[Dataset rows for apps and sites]

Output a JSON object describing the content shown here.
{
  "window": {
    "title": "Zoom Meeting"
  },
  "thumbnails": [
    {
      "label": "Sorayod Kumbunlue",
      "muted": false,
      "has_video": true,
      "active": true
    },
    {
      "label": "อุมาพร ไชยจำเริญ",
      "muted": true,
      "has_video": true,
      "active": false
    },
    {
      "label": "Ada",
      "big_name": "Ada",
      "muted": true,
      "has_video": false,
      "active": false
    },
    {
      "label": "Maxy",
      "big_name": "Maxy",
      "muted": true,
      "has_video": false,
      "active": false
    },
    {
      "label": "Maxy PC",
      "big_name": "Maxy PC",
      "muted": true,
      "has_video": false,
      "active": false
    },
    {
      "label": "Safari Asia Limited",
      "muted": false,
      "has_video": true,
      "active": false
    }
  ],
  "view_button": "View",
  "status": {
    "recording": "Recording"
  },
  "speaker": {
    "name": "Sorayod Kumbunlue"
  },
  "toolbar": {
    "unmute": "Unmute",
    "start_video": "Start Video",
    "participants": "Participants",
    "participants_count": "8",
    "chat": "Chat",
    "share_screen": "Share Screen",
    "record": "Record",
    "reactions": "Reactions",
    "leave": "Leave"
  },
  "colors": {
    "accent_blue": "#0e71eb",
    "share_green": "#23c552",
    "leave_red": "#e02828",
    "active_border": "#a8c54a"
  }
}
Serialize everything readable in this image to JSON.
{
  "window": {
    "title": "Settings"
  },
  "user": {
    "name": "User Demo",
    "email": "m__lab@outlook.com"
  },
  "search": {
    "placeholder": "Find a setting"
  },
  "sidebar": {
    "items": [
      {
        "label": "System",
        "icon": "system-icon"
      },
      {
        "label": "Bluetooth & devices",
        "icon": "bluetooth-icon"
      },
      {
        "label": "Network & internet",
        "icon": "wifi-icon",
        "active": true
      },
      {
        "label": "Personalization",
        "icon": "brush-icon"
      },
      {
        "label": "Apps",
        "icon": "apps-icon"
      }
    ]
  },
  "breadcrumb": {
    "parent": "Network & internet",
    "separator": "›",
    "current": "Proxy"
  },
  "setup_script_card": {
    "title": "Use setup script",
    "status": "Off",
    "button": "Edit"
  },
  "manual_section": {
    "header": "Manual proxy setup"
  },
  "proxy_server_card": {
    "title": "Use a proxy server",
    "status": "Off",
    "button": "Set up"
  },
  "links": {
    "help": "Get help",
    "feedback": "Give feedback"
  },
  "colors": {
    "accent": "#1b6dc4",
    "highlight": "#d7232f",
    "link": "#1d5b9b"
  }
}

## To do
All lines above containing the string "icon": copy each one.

## Result
        "icon": "system-icon"
        "icon": "bluetooth-icon"
        "icon": "wifi-icon",
        "icon": "brush-icon"
        "icon": "apps-icon"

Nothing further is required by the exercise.